Thursday Jun 04 2009
Theater arts supporter raises curtain for youth
By: Michael Kirby

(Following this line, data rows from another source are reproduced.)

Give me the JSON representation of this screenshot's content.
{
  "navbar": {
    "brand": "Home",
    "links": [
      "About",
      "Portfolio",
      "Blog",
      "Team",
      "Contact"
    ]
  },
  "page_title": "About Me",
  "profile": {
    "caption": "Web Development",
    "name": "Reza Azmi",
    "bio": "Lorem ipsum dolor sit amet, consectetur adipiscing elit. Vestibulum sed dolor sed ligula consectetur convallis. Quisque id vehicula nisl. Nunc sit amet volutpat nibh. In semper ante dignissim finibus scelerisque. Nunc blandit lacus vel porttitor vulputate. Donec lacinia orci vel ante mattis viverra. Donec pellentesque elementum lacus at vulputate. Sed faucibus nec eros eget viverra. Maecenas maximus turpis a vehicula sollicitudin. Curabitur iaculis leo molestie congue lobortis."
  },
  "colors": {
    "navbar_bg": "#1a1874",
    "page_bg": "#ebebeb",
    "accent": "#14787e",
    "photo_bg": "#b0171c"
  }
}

Community and what’s good for the community — that’s what drives Auburn’s Miccie McNee. McNee’s idea is a little different from most as she goes about helping students be a positive presence in the community. McNee facilitates theater arts locally along with a staff of concerned adults to bring quality musical theater to middle and high school students. “Tonight is the first rehearsal for our current summer program musical production that the kids will perform in late July and early August during its two-week run,” said McNee. “The musical comedy is called ‘Urinetown’ and received several Broadway awards. It’s about being a good community.” McNee got started behind the scenes in theater while assisting Jackie Shimonauff at E.V. Cain Middle School with a production of “Peter Pan” in 1994 in which her daughter had a part. When Shimonauff retired McNee wanted to see the program continue and decided to keep the program alive. At that point I became a producer,” McNee said. “With help of director Bryan Marshall, vocal director Patti Leftridge, and a little later costumer Joyce Silva, we marched on.” As the students in E.V. Cain’s theater arts program graduated they expressed a desire for more opportunities to participate in theater, and the summer program was developed. Approximately 40 students and a staff of adults, parents and volunteer will be involved in this summer’s “Urinetown” production. “The kids will put in over 200 hours in the summer program. It’s quite a commitment and they receive summer school credits,” McNee said. In the nearly 12 years McNee has been involved in the musical theater she has worked on 32 productions. Sometimes she’s a producer, other times she’s done publicity, sewn costumes. “Lots of parents also help in the wings. It wouldn’t be possible without everyone’s help,” McNee said. McNee believes the students pick up more than singing and dancing skills through their participation in the productions. “The life skills they are learning are important. Many of them are shy and have never been in front of an audience before. I see that transformation, seeing them being able to speak out about the right pathway for a community to take, or a kind gesture, being respectable in the community,” she said. “The performance always makes me cry. I see the students in the beginning: they can’t dance, they hit the wrong notes, they’re unsure and they’re not convincing in characters.” By the end of the musical run all that changes. “They transform into dancers, singers, actors, and do a really wonderful job, but it’s what they step into next that really matters to me,” she said. Some students go on to do good things outside of theater and many of the students grow up and come back as volunteers, helping McNee with new shows. McNee moved to Auburn in 1982 with her husband and raised four children. She is involved in the Symphony Goes to School Program, working with a small committee that arranges visits by members of the Auburn Symphony to local schools.